Work request: Search the data below for the string "image" and copy all lines where it shows up.

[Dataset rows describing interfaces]
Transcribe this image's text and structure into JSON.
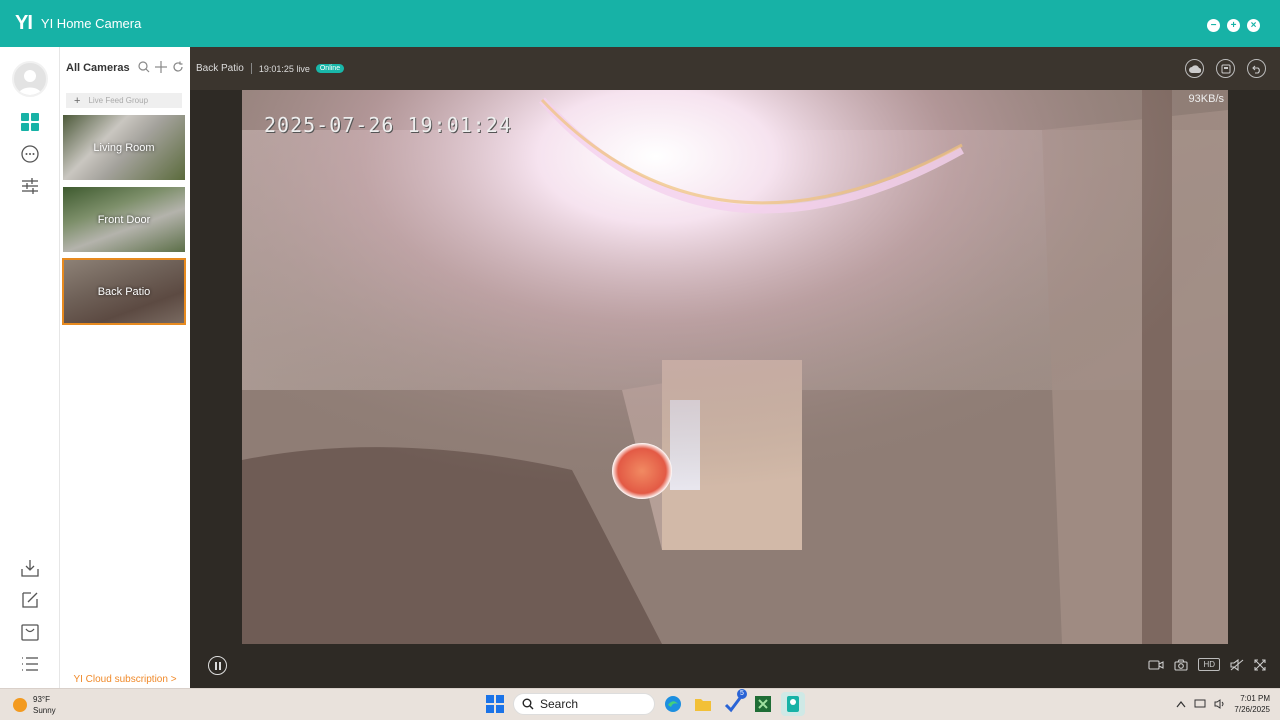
{
  "app": {
    "logo_mark": "YI",
    "title": "YI Home Camera"
  },
  "window_controls": {
    "minimize": "−",
    "maximize": "+",
    "close": "×"
  },
  "list": {
    "title": "All Cameras",
    "group_button": "Live Feed Group",
    "cameras": [
      {
        "label": "Living Room",
        "selected": false
      },
      {
        "label": "Front Door",
        "selected": false
      },
      {
        "label": "Back Patio",
        "selected": true
      }
    ],
    "cloud_link": "YI Cloud subscription >"
  },
  "player": {
    "camera_name": "Back Patio",
    "live_time": "19:01:25 live",
    "status_badge": "Online",
    "osd_timestamp": "2025-07-26 19:01:24",
    "bitrate": "93KB/s",
    "quality": "HD"
  },
  "taskbar": {
    "weather_temp": "93°F",
    "weather_desc": "Sunny",
    "search_label": "Search",
    "badge_count": "5",
    "time": "7:01 PM",
    "date": "7/26/2025"
  },
  "colors": {
    "accent": "#17b2a6",
    "selected_outline": "#e78a1f",
    "cloud_link": "#f08a2a"
  }
}
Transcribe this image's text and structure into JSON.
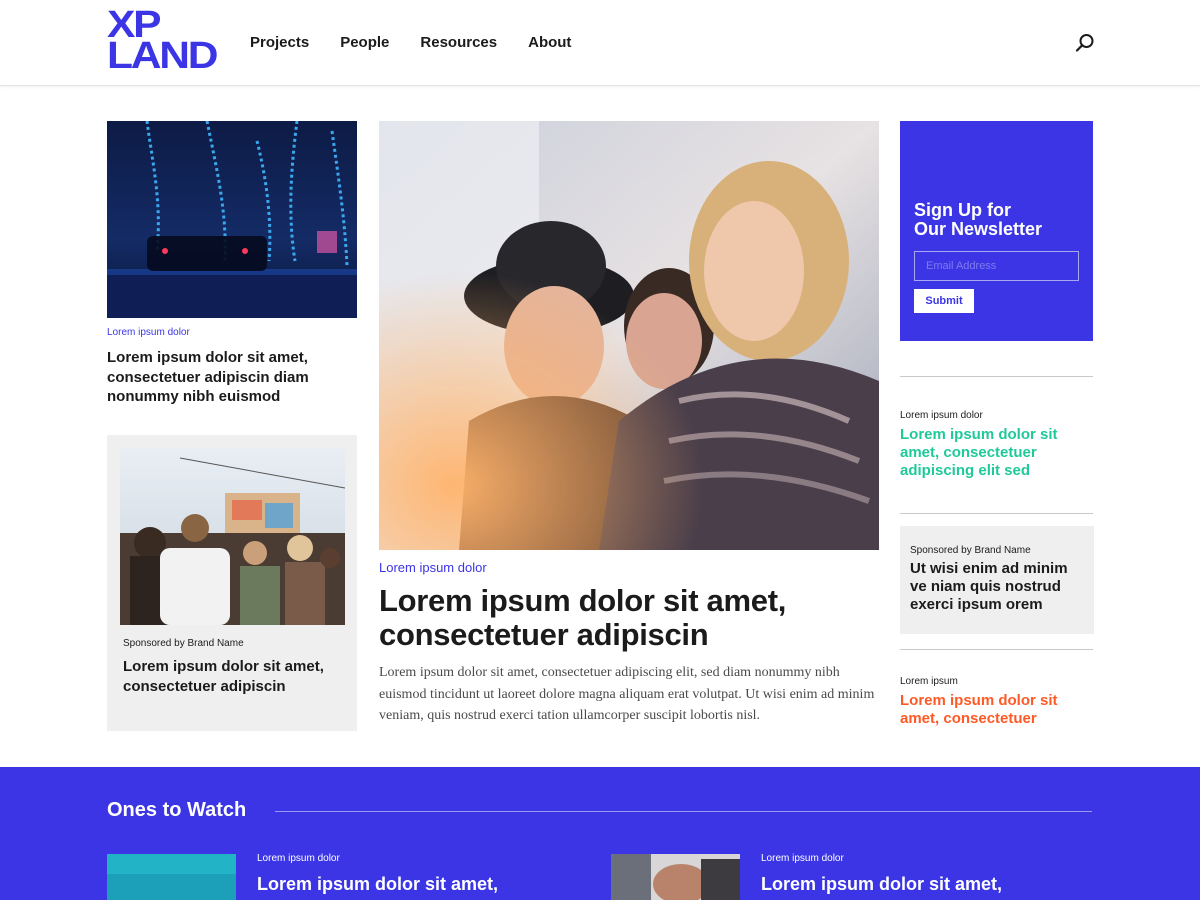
{
  "brand": {
    "logo_line1": "XP",
    "logo_line2": "LAND",
    "accent": "#3b35e6",
    "teal": "#1fc99a",
    "orange": "#ff5a26"
  },
  "nav": {
    "items": [
      "Projects",
      "People",
      "Resources",
      "About"
    ],
    "search_icon": "search-icon"
  },
  "left": {
    "top_story": {
      "image": "night-street-neon-lights-photo",
      "kicker": "Lorem ipsum dolor",
      "headline": "Lorem ipsum dolor sit amet, consectetuer adipiscin diam nonummy nibh euismod"
    },
    "sponsored": {
      "image": "festival-crowd-stage-photo",
      "label": "Sponsored by Brand Name",
      "headline": "Lorem ipsum dolor sit amet, consectetuer adipiscin"
    }
  },
  "hero": {
    "image": "friends-laughing-outdoors-photo",
    "kicker": "Lorem ipsum dolor",
    "headline": "Lorem ipsum dolor sit amet, consectetuer adipiscin",
    "body": "Lorem ipsum dolor sit amet, consectetuer adipiscing elit, sed diam nonummy nibh euismod tincidunt ut laoreet dolore magna aliquam erat volutpat. Ut wisi enim ad minim veniam, quis nostrud exerci tation ullamcorper suscipit lobortis nisl."
  },
  "newsletter": {
    "title_line1": "Sign Up for",
    "title_line2": "Our Newsletter",
    "placeholder": "Email Address",
    "submit": "Submit"
  },
  "side": {
    "story1": {
      "kicker": "Lorem ipsum dolor",
      "headline": "Lorem ipsum dolor sit amet, consectetuer adipiscing elit sed"
    },
    "sponsored": {
      "label": "Sponsored by Brand Name",
      "headline": "Ut wisi enim ad minim ve niam quis nostrud exerci ipsum orem"
    },
    "story2": {
      "kicker": "Lorem ipsum",
      "headline": "Lorem ipsum dolor sit amet, consectetuer"
    }
  },
  "watch": {
    "title": "Ones to Watch",
    "items": [
      {
        "image": "teal-abstract-photo",
        "kicker": "Lorem ipsum dolor",
        "headline": "Lorem ipsum dolor sit amet,"
      },
      {
        "image": "hands-camera-photo",
        "kicker": "Lorem ipsum dolor",
        "headline": "Lorem ipsum dolor sit amet,"
      }
    ]
  }
}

Expected output:
Transcribe this image's text and structure into JSON.
Transcribe this image's text and structure into JSON.
      "image": "night-street-neon-lights-photo",
      "image": "festival-crowd-stage-photo",
    "image": "friends-laughing-outdoors-photo",
        "image": "teal-abstract-photo",
        "image": "hands-camera-photo",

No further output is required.